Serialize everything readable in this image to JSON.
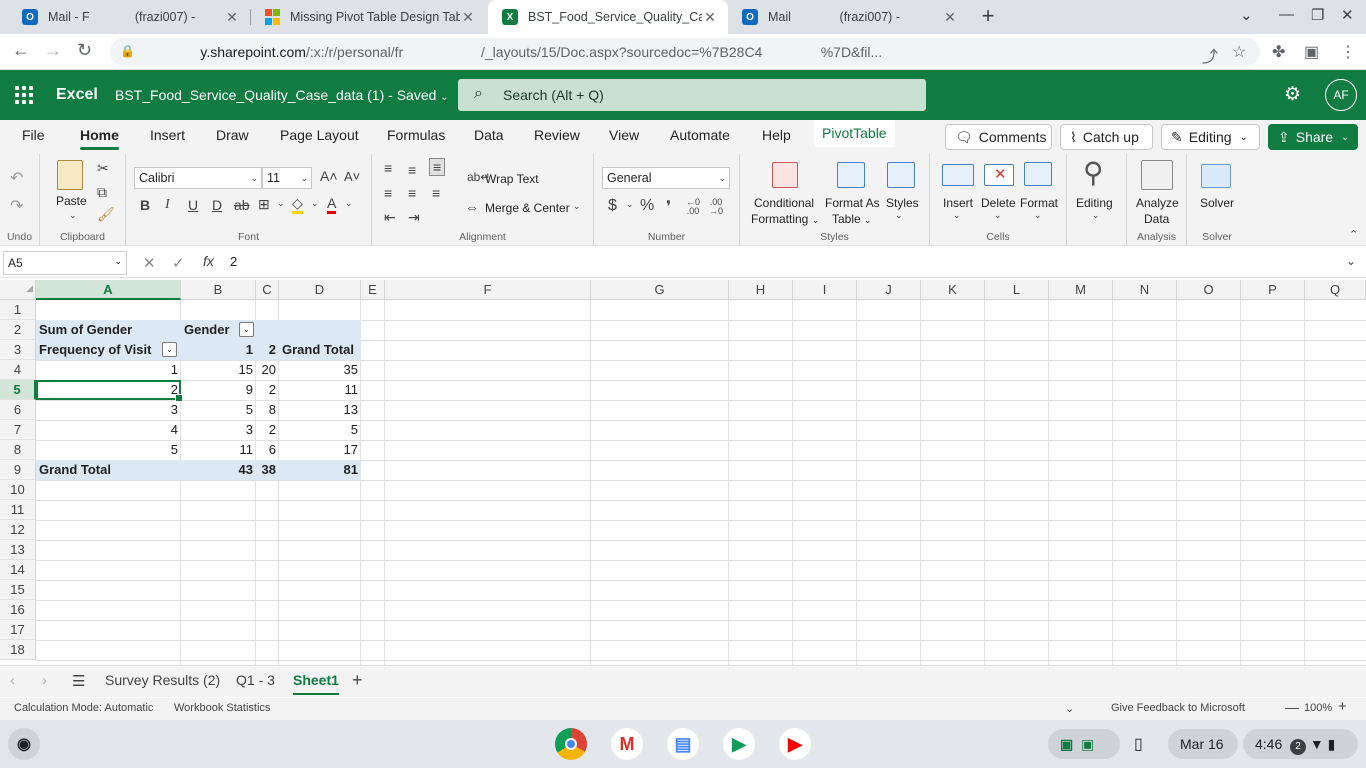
{
  "browser": {
    "tabs": [
      {
        "title": "Mail - F",
        "title_tail": "(frazi007) -",
        "favicon": "outlook-icon",
        "color": "#0f6cbd"
      },
      {
        "title": "Missing Pivot Table Design Tab -",
        "favicon": "microsoft-icon",
        "color": "#f25022"
      },
      {
        "title": "BST_Food_Service_Quality_Case",
        "favicon": "excel-icon",
        "color": "#107c41"
      },
      {
        "title": "Mail",
        "title_tail": "(frazi007) -",
        "favicon": "outlook-icon",
        "color": "#0f6cbd"
      }
    ],
    "url_prefix": "y.sharepoint.com",
    "url": "/:x:/r/personal/fr",
    "url_rest": "/_layouts/15/Doc.aspx?sourcedoc=%7B28C4",
    "url_end": "%7D&fil..."
  },
  "excel": {
    "app_name": "Excel",
    "doc_title": "BST_Food_Service_Quality_Case_data (1)",
    "doc_status": "-  Saved",
    "search_placeholder": "Search (Alt + Q)",
    "avatar": "AF",
    "accent": "#107c41"
  },
  "ribbon_tabs": [
    "File",
    "Home",
    "Insert",
    "Draw",
    "Page Layout",
    "Formulas",
    "Data",
    "Review",
    "View",
    "Automate",
    "Help",
    "PivotTable"
  ],
  "ribbon_buttons": {
    "comments": "Comments",
    "catchup": "Catch up",
    "editing": "Editing",
    "share": "Share"
  },
  "ribbon": {
    "undo_group": "Undo",
    "clipboard": {
      "paste": "Paste",
      "group": "Clipboard"
    },
    "font": {
      "name": "Calibri",
      "size": "11",
      "group": "Font"
    },
    "alignment": {
      "wrap": "Wrap Text",
      "merge": "Merge & Center",
      "group": "Alignment"
    },
    "number": {
      "format": "General",
      "group": "Number"
    },
    "styles": {
      "conditional": "Conditional",
      "conditional2": "Formatting",
      "format_as": "Format As",
      "format_as2": "Table",
      "styles": "Styles",
      "group": "Styles"
    },
    "cells": {
      "insert": "Insert",
      "delete": "Delete",
      "format": "Format",
      "group": "Cells"
    },
    "editing": {
      "label": "Editing"
    },
    "analysis": {
      "label": "Analyze",
      "label2": "Data",
      "group": "Analysis"
    },
    "solver": {
      "label": "Solver",
      "group": "Solver"
    }
  },
  "formula_bar": {
    "name_box": "A5",
    "value": "2"
  },
  "grid": {
    "columns": [
      "A",
      "B",
      "C",
      "D",
      "E",
      "F",
      "G",
      "H",
      "I",
      "J",
      "K",
      "L",
      "M",
      "N",
      "O",
      "P",
      "Q"
    ],
    "rows": [
      "1",
      "2",
      "3",
      "4",
      "5",
      "6",
      "7",
      "8",
      "9",
      "10",
      "11",
      "12",
      "13",
      "14",
      "15",
      "16",
      "17",
      "18"
    ],
    "selected_cell": "A5"
  },
  "pivot": {
    "value_field": "Sum of Gender",
    "column_field": "Gender",
    "row_field": "Frequency of Visit",
    "column_items": [
      "1",
      "2",
      "Grand Total"
    ],
    "rows": [
      {
        "label": "1",
        "values": [
          "15",
          "20",
          "35"
        ]
      },
      {
        "label": "2",
        "values": [
          "9",
          "2",
          "11"
        ]
      },
      {
        "label": "3",
        "values": [
          "5",
          "8",
          "13"
        ]
      },
      {
        "label": "4",
        "values": [
          "3",
          "2",
          "5"
        ]
      },
      {
        "label": "5",
        "values": [
          "11",
          "6",
          "17"
        ]
      }
    ],
    "grand_total": {
      "label": "Grand Total",
      "values": [
        "43",
        "38",
        "81"
      ]
    },
    "fill_color": "#dce9f4"
  },
  "sheets": [
    "Survey Results (2)",
    "Q1 - 3",
    "Sheet1"
  ],
  "active_sheet": "Sheet1",
  "status": {
    "calc_mode": "Calculation Mode: Automatic",
    "stats": "Workbook Statistics",
    "feedback": "Give Feedback to Microsoft",
    "zoom": "100%"
  },
  "shelf": {
    "date": "Mar 16",
    "time": "4:46",
    "badge": "2"
  }
}
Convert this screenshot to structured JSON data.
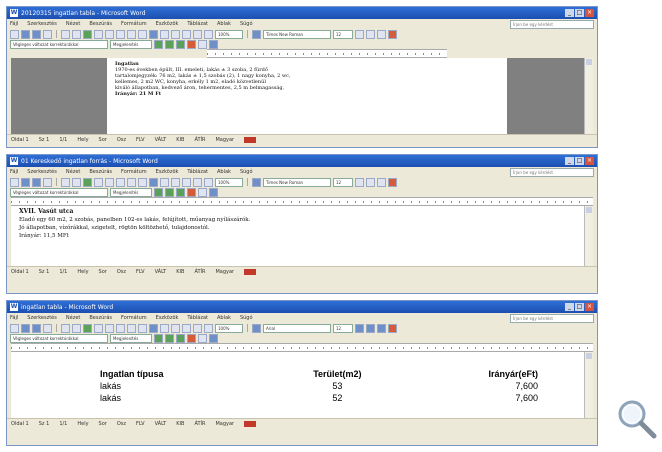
{
  "windows": [
    {
      "title": "20120315 ingatlan tabla - Microsoft Word",
      "menus": [
        "Fájl",
        "Szerkesztés",
        "Nézet",
        "Beszúrás",
        "Formátum",
        "Eszközök",
        "Táblázat",
        "Ablak",
        "Súgó"
      ],
      "help_placeholder": "Írjon be egy kérdést",
      "style_select": "Times New Roman",
      "size_select": "12",
      "zoom_select": "100%",
      "tracking_select": "Végleges változat korrektúrákkal",
      "show_select": "Megjelenítés",
      "doc_heading": "Ingatlan",
      "doc_lines": [
        "1970-es években épült, III. emeleti, lakás ± 3 szoba, 2 fürdő",
        "tartalomjegyzék: 76 m2, lakás ± 1,5 szobás (2), 1 nagy konyha, 2 wc,",
        "kellemes, 2 m2 WC, konyha, erkély 1 m2, eladó közvetlenül",
        "kiváló állapotban, kedvező áron, tehermentes, 2,5 m belmagasság,",
        "Irányár: 21 M Ft"
      ],
      "status": [
        "Oldal 1",
        "Sz 1",
        "1/1",
        "Hely",
        "Sor",
        "Osz",
        "FLV",
        "VÁLT",
        "KIB",
        "ÁTÍR",
        "Magyar"
      ]
    },
    {
      "title": "01 Kereskedő ingatlan forrás - Microsoft Word",
      "menus": [
        "Fájl",
        "Szerkesztés",
        "Nézet",
        "Beszúrás",
        "Formátum",
        "Eszközök",
        "Táblázat",
        "Ablak",
        "Súgó"
      ],
      "help_placeholder": "Írjon be egy kérdést",
      "style_select": "Times New Roman",
      "size_select": "12",
      "zoom_select": "100%",
      "tracking_select": "Végleges változat korrektúrákkal",
      "show_select": "Megjelenítés",
      "doc_heading": "XVII. Vasút utca",
      "doc_lines": [
        "Eladó egy 60 m2, 2 szobás, panelben 102-es lakás, felújított, műanyag nyílászárók.",
        "Jó állapotban, vízórákkal, szigetelt, rögtön költözhető, tulajdonostól.",
        "",
        "Irányár: 11,5 MFt"
      ],
      "status": [
        "Oldal 1",
        "Sz 1",
        "1/1",
        "Hely",
        "Sor",
        "Osz",
        "FLV",
        "VÁLT",
        "KIB",
        "ÁTÍR",
        "Magyar"
      ]
    },
    {
      "title": "ingatlan tabla - Microsoft Word",
      "menus": [
        "Fájl",
        "Szerkesztés",
        "Nézet",
        "Beszúrás",
        "Formátum",
        "Eszközök",
        "Táblázat",
        "Ablak",
        "Súgó"
      ],
      "help_placeholder": "Írjon be egy kérdést",
      "style_select": "Arial",
      "size_select": "12",
      "zoom_select": "100%",
      "tracking_select": "Végleges változat korrektúrákkal",
      "show_select": "Megjelenítés",
      "table_headers": [
        "Ingatlan típusa",
        "Terület(m2)",
        "Irányár(eFt)"
      ],
      "table_rows": [
        [
          "lakás",
          "53",
          "7,600"
        ],
        [
          "lakás",
          "52",
          "7,600"
        ]
      ],
      "status": [
        "Oldal 1",
        "Sz 1",
        "1/1",
        "Hely",
        "Sor",
        "Osz",
        "FLV",
        "VÁLT",
        "KIB",
        "ÁTÍR",
        "Magyar"
      ]
    }
  ],
  "icons": {
    "zoom": "magnifier-icon",
    "app": "word-icon"
  }
}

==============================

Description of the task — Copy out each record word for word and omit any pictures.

Your solution —
Serialize everything readable in this image to JSON.
{
  "browser": {
    "tabs": [
      {
        "title": "Mail - F",
        "title_tail": "(frazi007) -",
        "favicon": "outlook-icon",
        "color": "#0f6cbd"
      },
      {
        "title": "Missing Pivot Table Design Tab -",
        "favicon": "microsoft-icon",
        "color": "#f25022"
      },
      {
        "title": "BST_Food_Service_Quality_Case",
        "favicon": "excel-icon",
        "color": "#107c41"
      },
      {
        "title": "Mail",
        "title_tail": "(frazi007) -",
        "favicon": "outlook-icon",
        "color": "#0f6cbd"
      }
    ],
    "url_prefix": "y.sharepoint.com",
    "url": "/:x:/r/personal/fr",
    "url_rest": "/_layouts/15/Doc.aspx?sourcedoc=%7B28C4",
    "url_end": "%7D&fil..."
  },
  "excel": {
    "app_name": "Excel",
    "doc_title": "BST_Food_Service_Quality_Case_data (1)",
    "doc_status": "-  Saved",
    "search_placeholder": "Search (Alt + Q)",
    "avatar": "AF",
    "accent": "#107c41"
  },
  "ribbon_tabs": [
    "File",
    "Home",
    "Insert",
    "Draw",
    "Page Layout",
    "Formulas",
    "Data",
    "Review",
    "View",
    "Automate",
    "Help",
    "PivotTable"
  ],
  "ribbon_buttons": {
    "comments": "Comments",
    "catchup": "Catch up",
    "editing": "Editing",
    "share": "Share"
  },
  "ribbon": {
    "undo_group": "Undo",
    "clipboard": {
      "paste": "Paste",
      "group": "Clipboard"
    },
    "font": {
      "name": "Calibri",
      "size": "11",
      "group": "Font"
    },
    "alignment": {
      "wrap": "Wrap Text",
      "merge": "Merge & Center",
      "group": "Alignment"
    },
    "number": {
      "format": "General",
      "group": "Number"
    },
    "styles": {
      "conditional": "Conditional",
      "conditional2": "Formatting",
      "format_as": "Format As",
      "format_as2": "Table",
      "styles": "Styles",
      "group": "Styles"
    },
    "cells": {
      "insert": "Insert",
      "delete": "Delete",
      "format": "Format",
      "group": "Cells"
    },
    "editing": {
      "label": "Editing"
    },
    "analysis": {
      "label": "Analyze",
      "label2": "Data",
      "group": "Analysis"
    },
    "solver": {
      "label": "Solver",
      "group": "Solver"
    }
  },
  "formula_bar": {
    "name_box": "A5",
    "value": "2"
  },
  "grid": {
    "columns": [
      "A",
      "B",
      "C",
      "D",
      "E",
      "F",
      "G",
      "H",
      "I",
      "J",
      "K",
      "L",
      "M",
      "N",
      "O",
      "P",
      "Q"
    ],
    "rows": [
      "1",
      "2",
      "3",
      "4",
      "5",
      "6",
      "7",
      "8",
      "9",
      "10",
      "11",
      "12",
      "13",
      "14",
      "15",
      "16",
      "17",
      "18"
    ],
    "selected_cell": "A5"
  },
  "pivot": {
    "value_field": "Sum of Gender",
    "column_field": "Gender",
    "row_field": "Frequency of Visit",
    "column_items": [
      "1",
      "2",
      "Grand Total"
    ],
    "rows": [
      {
        "label": "1",
        "values": [
          "15",
          "20",
          "35"
        ]
      },
      {
        "label": "2",
        "values": [
          "9",
          "2",
          "11"
        ]
      },
      {
        "label": "3",
        "values": [
          "5",
          "8",
          "13"
        ]
      },
      {
        "label": "4",
        "values": [
          "3",
          "2",
          "5"
        ]
      },
      {
        "label": "5",
        "values": [
          "11",
          "6",
          "17"
        ]
      }
    ],
    "grand_total": {
      "label": "Grand Total",
      "values": [
        "43",
        "38",
        "81"
      ]
    },
    "fill_color": "#dce9f4"
  },
  "sheets": [
    "Survey Results (2)",
    "Q1 - 3",
    "Sheet1"
  ],
  "active_sheet": "Sheet1",
  "status": {
    "calc_mode": "Calculation Mode: Automatic",
    "stats": "Workbook Statistics",
    "feedback": "Give Feedback to Microsoft",
    "zoom": "100%"
  },
  "shelf": {
    "date": "Mar 16",
    "time": "4:46",
    "badge": "2"
  }
}
Convert this screenshot to structured JSON data.
{
  "windows": [
    {
      "title": "20120315 ingatlan tabla - Microsoft Word",
      "menus": [
        "Fájl",
        "Szerkesztés",
        "Nézet",
        "Beszúrás",
        "Formátum",
        "Eszközök",
        "Táblázat",
        "Ablak",
        "Súgó"
      ],
      "help_placeholder": "Írjon be egy kérdést",
      "style_select": "Times New Roman",
      "size_select": "12",
      "zoom_select": "100%",
      "tracking_select": "Végleges változat korrektúrákkal",
      "show_select": "Megjelenítés",
      "doc_heading": "Ingatlan",
      "doc_lines": [
        "1970-es években épült, III. emeleti, lakás ± 3 szoba, 2 fürdő",
        "tartalomjegyzék: 76 m2, lakás ± 1,5 szobás (2), 1 nagy konyha, 2 wc,",
        "kellemes, 2 m2 WC, konyha, erkély 1 m2, eladó közvetlenül",
        "kiváló állapotban, kedvező áron, tehermentes, 2,5 m belmagasság,",
        "Irányár: 21 M Ft"
      ],
      "status": [
        "Oldal 1",
        "Sz 1",
        "1/1",
        "Hely",
        "Sor",
        "Osz",
        "FLV",
        "VÁLT",
        "KIB",
        "ÁTÍR",
        "Magyar"
      ]
    },
    {
      "title": "01 Kereskedő ingatlan forrás - Microsoft Word",
      "menus": [
        "Fájl",
        "Szerkesztés",
        "Nézet",
        "Beszúrás",
        "Formátum",
        "Eszközök",
        "Táblázat",
        "Ablak",
        "Súgó"
      ],
      "help_placeholder": "Írjon be egy kérdést",
      "style_select": "Times New Roman",
      "size_select": "12",
      "zoom_select": "100%",
      "tracking_select": "Végleges változat korrektúrákkal",
      "show_select": "Megjelenítés",
      "doc_heading": "XVII. Vasút utca",
      "doc_lines": [
        "Eladó egy 60 m2, 2 szobás, panelben 102-es lakás, felújított, műanyag nyílászárók.",
        "Jó állapotban, vízórákkal, szigetelt, rögtön költözhető, tulajdonostól.",
        "",
        "Irányár: 11,5 MFt"
      ],
      "status": [
        "Oldal 1",
        "Sz 1",
        "1/1",
        "Hely",
        "Sor",
        "Osz",
        "FLV",
        "VÁLT",
        "KIB",
        "ÁTÍR",
        "Magyar"
      ]
    },
    {
      "title": "ingatlan tabla - Microsoft Word",
      "menus": [
        "Fájl",
        "Szerkesztés",
        "Nézet",
        "Beszúrás",
        "Formátum",
        "Eszközök",
        "Táblázat",
        "Ablak",
        "Súgó"
      ],
      "help_placeholder": "Írjon be egy kérdést",
      "style_select": "Arial",
      "size_select": "12",
      "zoom_select": "100%",
      "tracking_select": "Végleges változat korrektúrákkal",
      "show_select": "Megjelenítés",
      "table_headers": [
        "Ingatlan típusa",
        "Terület(m2)",
        "Irányár(eFt)"
      ],
      "table_rows": [
        [
          "lakás",
          "53",
          "7,600"
        ],
        [
          "lakás",
          "52",
          "7,600"
        ]
      ],
      "status": [
        "Oldal 1",
        "Sz 1",
        "1/1",
        "Hely",
        "Sor",
        "Osz",
        "FLV",
        "VÁLT",
        "KIB",
        "ÁTÍR",
        "Magyar"
      ]
    }
  ],
  "icons": {
    "zoom": "magnifier-icon",
    "app": "word-icon"
  }
}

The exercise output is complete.